On the surface, it's a perfect match. Manchester City haven't had a dominant central striker since 2018, before injuries hastened Sergio Aguero's decline. They still score plenty of goals, mind you, but mostly without a specialist centre-forward. Last summer, they pursued England striker Harry Kane, but were put off by Tottenham's $160m valuation. Haaland, who is seven years Kane's junior and arguably already on his level, is a comparative bargain.
This also isn't a case of a naive young superstar with stars (and money signs) in his eyes. Haaland and his advisers know exactly what they're getting into with City. They know the way Guardiola wants his teams to play, the way he favours the extra pass, the way he values work rate together with quality, the way the individual is subordinate to the collective.
Tempting as it may be to draw comparisons to the grand failed experiment of 2009 -- the last time Guardiola bet big on an oversized Scandinavian centre-forward, by the name of Zlatan Ibrahimovic -- they're off the mark. Guardiola, then at Barcelona, had just won his first Champions League and the club acquired the towering Sweden international for a fee of $55m plus the rights to Samuel Eto'o, a total package worth in excess of $80m. It didn't work out as Ibrahimovic clashed early and often with Guardiola, leaving after just one season. It led to some, most recently Patrice Evra, suggesting Guardiola can't handle outsized, in-your-face-personalities and that he, not any individual player, had to be the star.
It's a very wrong reading of the situation, then and now. First off, Ibrahimovic is outsized, outspoken and larger-than-life to a degree Haaland never will be. Second, he was 27 and fully formed as a pro at the time, while Haaland is still developing (which is scary, given how good he already is). Also, Guardiola today isn't the Guardiola of 2009 either. He too has grown, had life experiences and worked successfully with plenty of big personalities at Bayern Munich (Thomas Muller and Manuel Neuer, to name but two).
On the pitch, the fit seems natural. Haaland is a big, central striker, but he's also fast and an excellent passer of the ball. He has vision and work-rate, two qualities that Guardiola seems to prize above all else. Personality-wise, he's hungry, probably hungrier than Ibrahimovic (who had already won league titles at three different clubs). City's cupboard is brimming with trophies; Haaland's contains only the 2020-21 German Cup and the league title he won in his first six months at Salzburg, when he was 18 and made just two league appearances. Hunger and motivation won't be an issue.
Ultimately, City can celebrate: they won the Haaland sweepstakes. Critics will say Real Madrid are putting their chips in the Mbappe basket when it comes to their next big signing, that Barcelona are close to insolvency (and Juventus are only in a marginally better boat), that Chelsea are under government sanctions, that Liverpool are busy trying to extend their own forwards (Sadio Mané, Mohamed Salah) rather than thinking of signing new ones, that Bayern Munich have their own strict salary structure... but let them talk.

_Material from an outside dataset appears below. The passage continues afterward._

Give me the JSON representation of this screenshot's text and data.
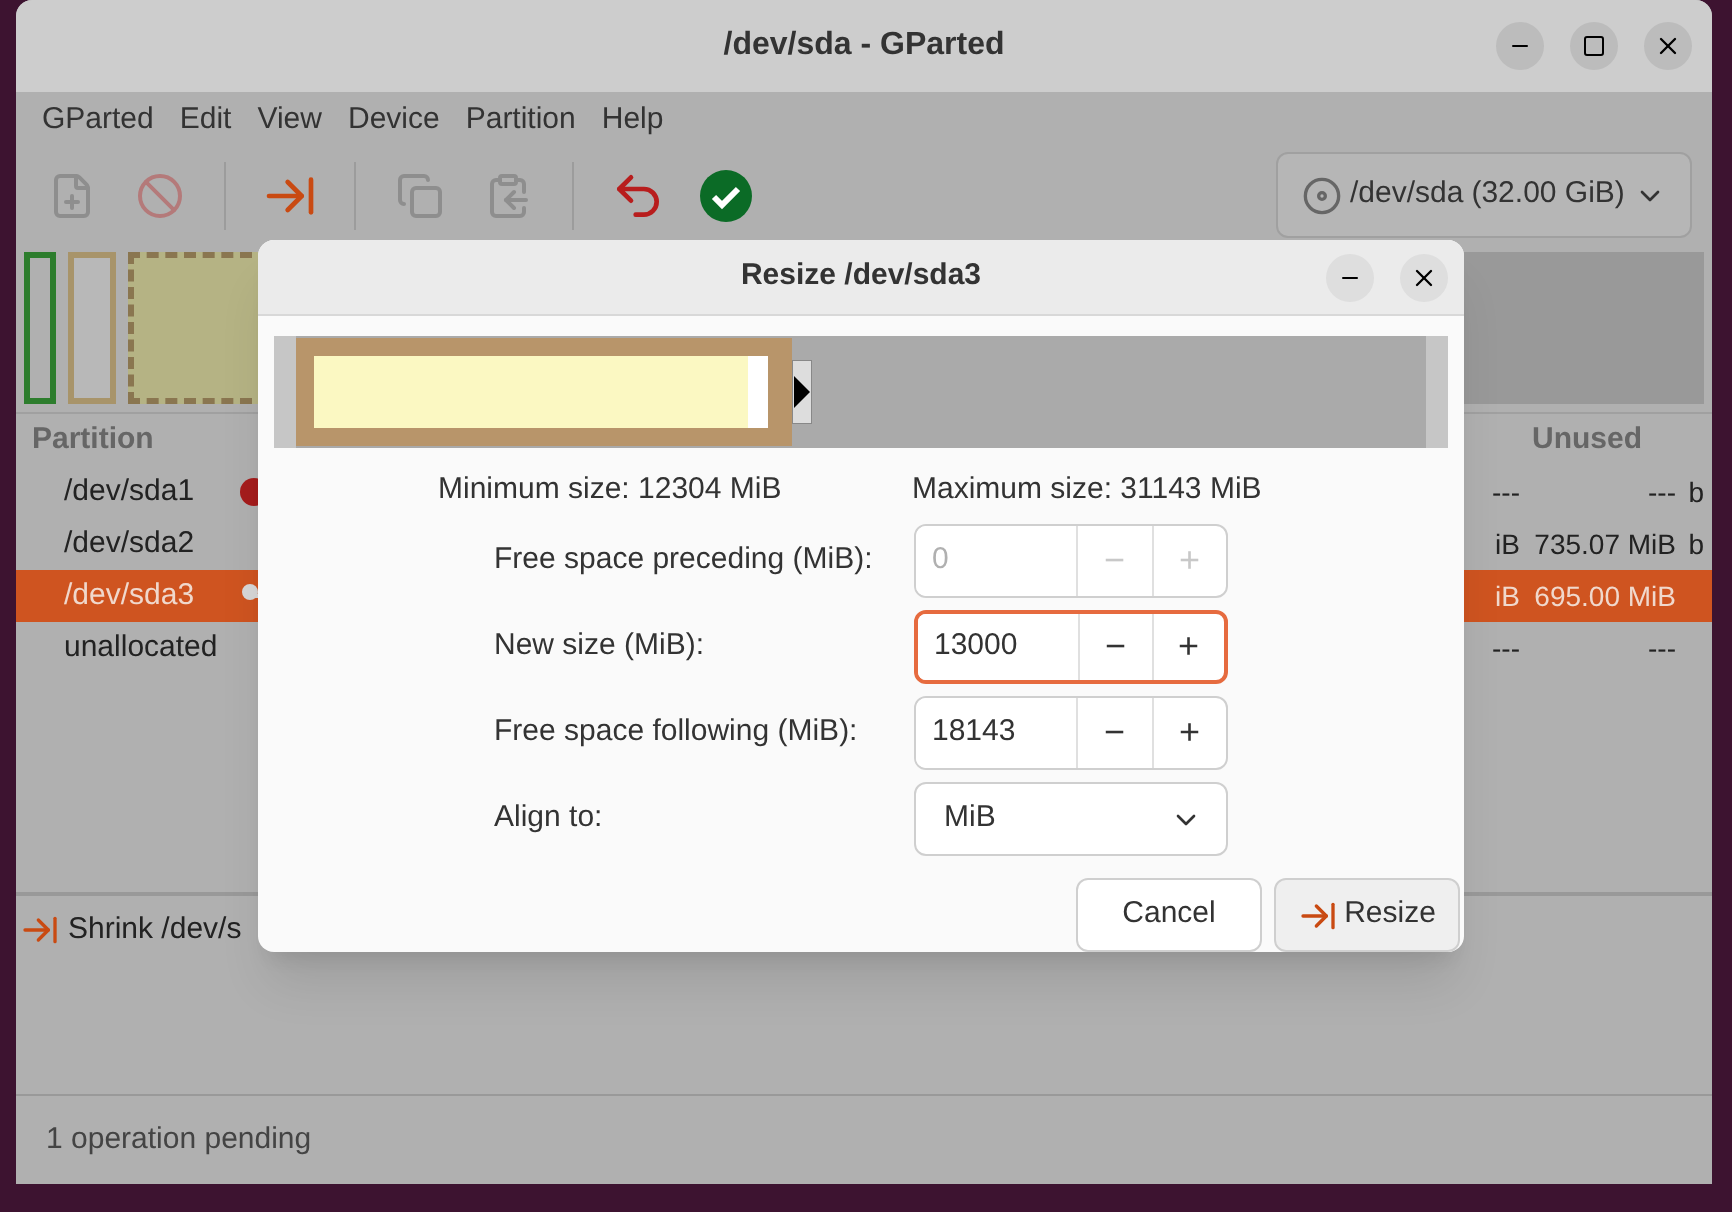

The fact is everybody wanted Haaland, and City got him. The fact that he chose them as much as they chose him (if not more) bodes very well.
Both are going into this with eyes wide open. Now, the rest is up to Pep and Erling.